Tuesday, 21 May 2019
Eric Fournier: The Battalions of Impiety: A Bishop’s Perspective on the Vandal Migration
“Finding a province that enjoyed peace and tranquility, the Vandals threatened on all sides the magnificence of this flourishing land with the battalions of impiety.” Thus Victor of Vita describes the Vandal migration into North Africa in his Historia persecutionis africana prouinciae(1.3). Obviously not a neutral representation, this description was, rather, part of an elaborate rhetorical narrative aiming to highlight the religious nature of what Victor saw as an invasion and a persecution by the heretical new masters of North Africa. Victor was a cleric who conceived the world as polarized, divided between theologically correct Catholics (Nicene Christians) and heretical Arians (Homoian Christians). He was not a historian of the Vandal migration, yet he provides the best evidence for the Vandal migration.
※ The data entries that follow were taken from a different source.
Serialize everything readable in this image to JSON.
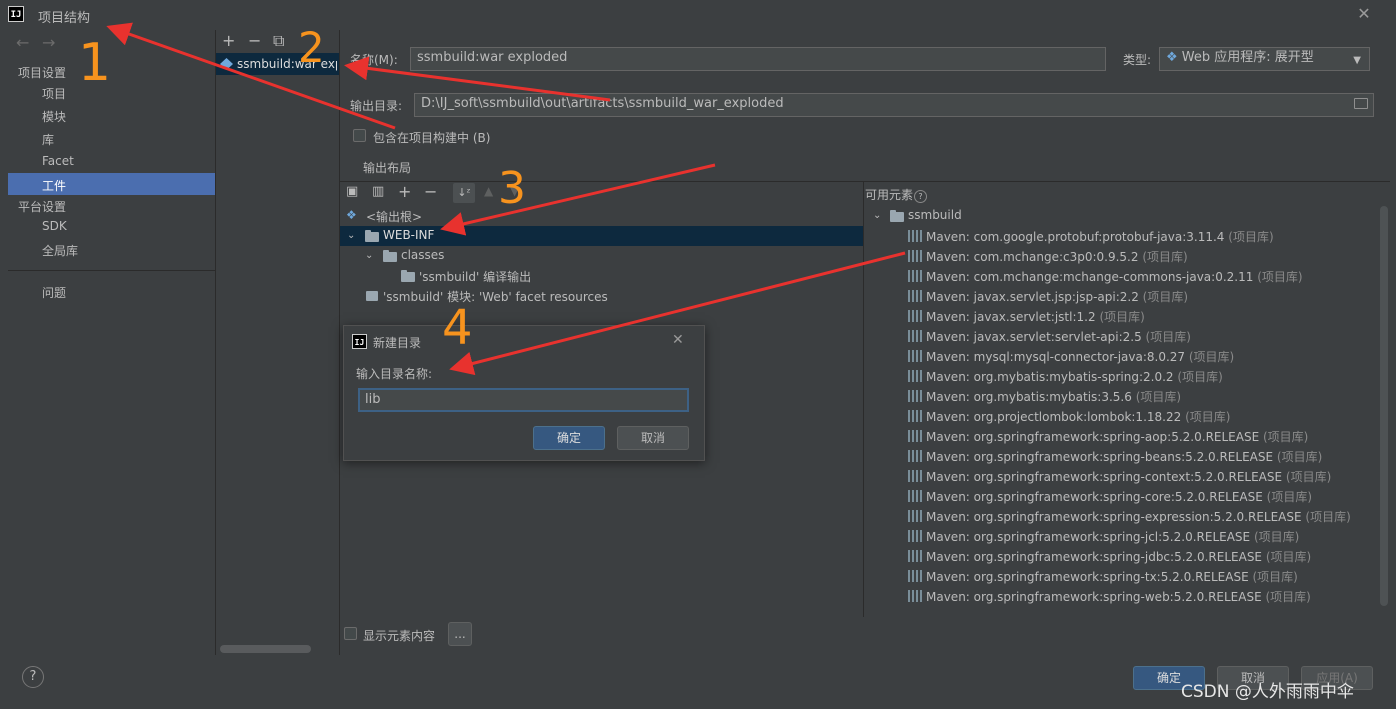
{
  "window": {
    "title": "项目结构",
    "logo_text": "IJ",
    "close_icon": "close-icon"
  },
  "left_nav": {
    "back_icon": "arrow-left-icon",
    "forward_icon": "arrow-right-icon",
    "project_settings_header": "项目设置",
    "project_items": [
      "项目",
      "模块",
      "库",
      "Facet",
      "工件"
    ],
    "platform_settings_header": "平台设置",
    "platform_items": [
      "SDK",
      "全局库"
    ],
    "problems": "问题",
    "selected": "工件"
  },
  "artifacts": {
    "toolbar": [
      "+",
      "−",
      "⧉"
    ],
    "items": [
      "ssmbuild:war exp"
    ]
  },
  "form": {
    "name_label": "名称(M):",
    "name_value": "ssmbuild:war exploded",
    "type_label": "类型:",
    "type_value": "Web 应用程序: 展开型",
    "output_dir_label": "输出目录:",
    "output_dir_value": "D:\\IJ_soft\\ssmbuild\\out\\artifacts\\ssmbuild_war_exploded",
    "include_in_build_label": "包含在项目构建中 (B)",
    "output_layout_tab": "输出布局",
    "show_content_label": "显示元素内容",
    "more_button": "..."
  },
  "tree": {
    "root": "<输出根>",
    "webinf": "WEB-INF",
    "classes": "classes",
    "compile_output": "'ssmbuild' 编译输出",
    "facet_resources": "'ssmbuild' 模块: 'Web' facet resources"
  },
  "available": {
    "header": "可用元素",
    "module": "ssmbuild",
    "tag": "(项目库)",
    "libraries": [
      "Maven: com.google.protobuf:protobuf-java:3.11.4",
      "Maven: com.mchange:c3p0:0.9.5.2",
      "Maven: com.mchange:mchange-commons-java:0.2.11",
      "Maven: javax.servlet.jsp:jsp-api:2.2",
      "Maven: javax.servlet:jstl:1.2",
      "Maven: javax.servlet:servlet-api:2.5",
      "Maven: mysql:mysql-connector-java:8.0.27",
      "Maven: org.mybatis:mybatis-spring:2.0.2",
      "Maven: org.mybatis:mybatis:3.5.6",
      "Maven: org.projectlombok:lombok:1.18.22",
      "Maven: org.springframework:spring-aop:5.2.0.RELEASE",
      "Maven: org.springframework:spring-beans:5.2.0.RELEASE",
      "Maven: org.springframework:spring-context:5.2.0.RELEASE",
      "Maven: org.springframework:spring-core:5.2.0.RELEASE",
      "Maven: org.springframework:spring-expression:5.2.0.RELEASE",
      "Maven: org.springframework:spring-jcl:5.2.0.RELEASE",
      "Maven: org.springframework:spring-jdbc:5.2.0.RELEASE",
      "Maven: org.springframework:spring-tx:5.2.0.RELEASE",
      "Maven: org.springframework:spring-web:5.2.0.RELEASE"
    ]
  },
  "dialog": {
    "title": "新建目录",
    "prompt": "输入目录名称:",
    "value": "lib",
    "ok": "确定",
    "cancel": "取消"
  },
  "footer": {
    "help": "?",
    "ok": "确定",
    "cancel": "取消",
    "apply": "应用(A)",
    "watermark": "CSDN @人外雨雨中伞"
  },
  "annotations": [
    "1",
    "2",
    "3",
    "4"
  ],
  "colors": {
    "background": "#3c3f41",
    "selection": "#4b6eaf",
    "tree_selection": "#0d293e",
    "arrow": "#e8322e",
    "handwriting": "#f7931e"
  }
}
Hence the importance of analyzing and understanding the rhetorical elements of his text. This paper argues that Victor’s rhetorical depiction of the Vandal migration is completely conditioned by his theological views. Victor wrote over fifty years after the migration (after 484 CE) and he retroactively applied his knowledge of a later, short-lived episode of religious coercion that followed a council of bishops in 484, to the whole Vandal period up to his time. His systematic use of vocabulary relating to violence, cruelty and furor, as well as his depiction of Vandals as barbaric enemies, are good evidence of his rhetoric at play. Victor’s text is first-hand evidence of the Nicene reaction to the Vandal migration, but not of the migration itself.